Huntington’s disease affects the body’s nervous system – the network of nerve tissues in the brain and spinal cord that co-ordinate your body’s activities. This leads to progressive deterioration – physically, cognitively, and mentally until the individual becomes dependent on the help of others. Symptoms include motor (movement), mental health (for example mood) and cognitive (for example learning and thinking) disturbances, which in most cases appear in mid-adult life.


Huntington’s disease currently affects around 8,000 people in the UK or 1 in 10,000 people.  Up to 32,000 people in the UK are at risk of developing the disease. It can start at any age, but symptoms usually first appear between ages 30 and 50. Symptoms gradually get worse over 10 to 25 years until the person dies.
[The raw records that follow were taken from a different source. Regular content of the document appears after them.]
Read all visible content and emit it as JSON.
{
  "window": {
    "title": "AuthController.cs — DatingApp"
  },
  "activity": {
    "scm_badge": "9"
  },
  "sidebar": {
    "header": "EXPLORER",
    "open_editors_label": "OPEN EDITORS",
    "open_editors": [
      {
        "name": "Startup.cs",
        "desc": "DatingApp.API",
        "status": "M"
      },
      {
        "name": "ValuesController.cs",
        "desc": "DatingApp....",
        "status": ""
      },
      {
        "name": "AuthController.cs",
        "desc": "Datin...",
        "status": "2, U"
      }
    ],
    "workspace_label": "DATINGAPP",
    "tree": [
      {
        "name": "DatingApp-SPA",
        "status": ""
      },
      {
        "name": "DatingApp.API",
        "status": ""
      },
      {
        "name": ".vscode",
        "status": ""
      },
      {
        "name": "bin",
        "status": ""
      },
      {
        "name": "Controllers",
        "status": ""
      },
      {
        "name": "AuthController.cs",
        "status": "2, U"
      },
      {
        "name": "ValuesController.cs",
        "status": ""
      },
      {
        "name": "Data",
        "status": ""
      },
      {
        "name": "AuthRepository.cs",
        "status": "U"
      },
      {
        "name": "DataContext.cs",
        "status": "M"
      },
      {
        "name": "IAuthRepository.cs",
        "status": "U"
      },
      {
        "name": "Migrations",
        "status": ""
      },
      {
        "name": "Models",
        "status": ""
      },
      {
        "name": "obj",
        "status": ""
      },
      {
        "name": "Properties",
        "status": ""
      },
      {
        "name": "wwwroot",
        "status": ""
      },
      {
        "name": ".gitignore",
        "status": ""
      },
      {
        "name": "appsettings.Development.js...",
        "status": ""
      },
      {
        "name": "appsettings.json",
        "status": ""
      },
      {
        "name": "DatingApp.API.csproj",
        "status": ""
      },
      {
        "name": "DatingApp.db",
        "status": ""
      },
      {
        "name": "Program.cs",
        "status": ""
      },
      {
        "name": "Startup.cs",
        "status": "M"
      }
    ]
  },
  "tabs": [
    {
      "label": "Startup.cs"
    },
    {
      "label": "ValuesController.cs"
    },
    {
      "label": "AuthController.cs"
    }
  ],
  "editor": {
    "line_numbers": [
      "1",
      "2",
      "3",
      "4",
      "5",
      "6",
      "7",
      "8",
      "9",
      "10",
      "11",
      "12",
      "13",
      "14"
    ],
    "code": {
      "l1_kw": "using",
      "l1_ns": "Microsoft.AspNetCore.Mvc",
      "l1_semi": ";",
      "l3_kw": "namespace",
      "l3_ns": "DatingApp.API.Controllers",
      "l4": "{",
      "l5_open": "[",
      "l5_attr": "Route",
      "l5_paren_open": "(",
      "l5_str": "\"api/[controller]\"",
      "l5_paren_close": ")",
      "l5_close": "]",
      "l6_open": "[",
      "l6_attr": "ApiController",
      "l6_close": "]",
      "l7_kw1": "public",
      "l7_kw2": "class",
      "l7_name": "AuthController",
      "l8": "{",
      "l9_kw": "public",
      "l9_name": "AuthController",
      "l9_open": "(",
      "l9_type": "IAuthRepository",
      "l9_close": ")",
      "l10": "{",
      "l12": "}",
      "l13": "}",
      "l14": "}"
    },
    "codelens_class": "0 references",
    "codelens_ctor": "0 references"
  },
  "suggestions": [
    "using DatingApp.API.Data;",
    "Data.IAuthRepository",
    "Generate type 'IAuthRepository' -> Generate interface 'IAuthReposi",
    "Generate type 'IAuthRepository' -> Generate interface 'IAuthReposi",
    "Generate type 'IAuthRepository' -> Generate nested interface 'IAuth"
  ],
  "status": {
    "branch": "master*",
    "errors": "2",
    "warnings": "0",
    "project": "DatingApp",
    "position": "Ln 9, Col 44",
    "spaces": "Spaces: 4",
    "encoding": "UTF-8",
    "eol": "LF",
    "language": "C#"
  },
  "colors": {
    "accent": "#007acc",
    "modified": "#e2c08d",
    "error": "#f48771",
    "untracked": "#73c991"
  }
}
Every child conceived naturally to a parent who has the faulty Huntingtin gene that leads to Huntington’s disease has a 50% chance of inheriting it.


About the Huntington's Disease Association

The Huntington’s Disease Association provides much-needed services to people affected by Huntington’s disease including:

  • specialist advice
  • online support via social channels and website
  • funding for selected research studies and projects
  • local branches and support groups
  • events and activities for families and people affected by the disease
  • training and events for professionals


The Huntington’s Disease Association provides support to people across the whole of England and Wales and relies almost entirely on voluntary donations.


Our mission is to enable everyone affected by Huntington's disease to live life to their full potential by:

  • improving care and support
  • educating families and the professionals who work with them
  • championing the needs of the Huntington's community by working together
  • influencing decision makers to tackle discrimination and secure equity of access to services


For media information please contact:

Kate Strawson


Shooting Star


01522 528540 / 07733 230293 


Download the Odds And Socks graphics

Huntington's disease factsheet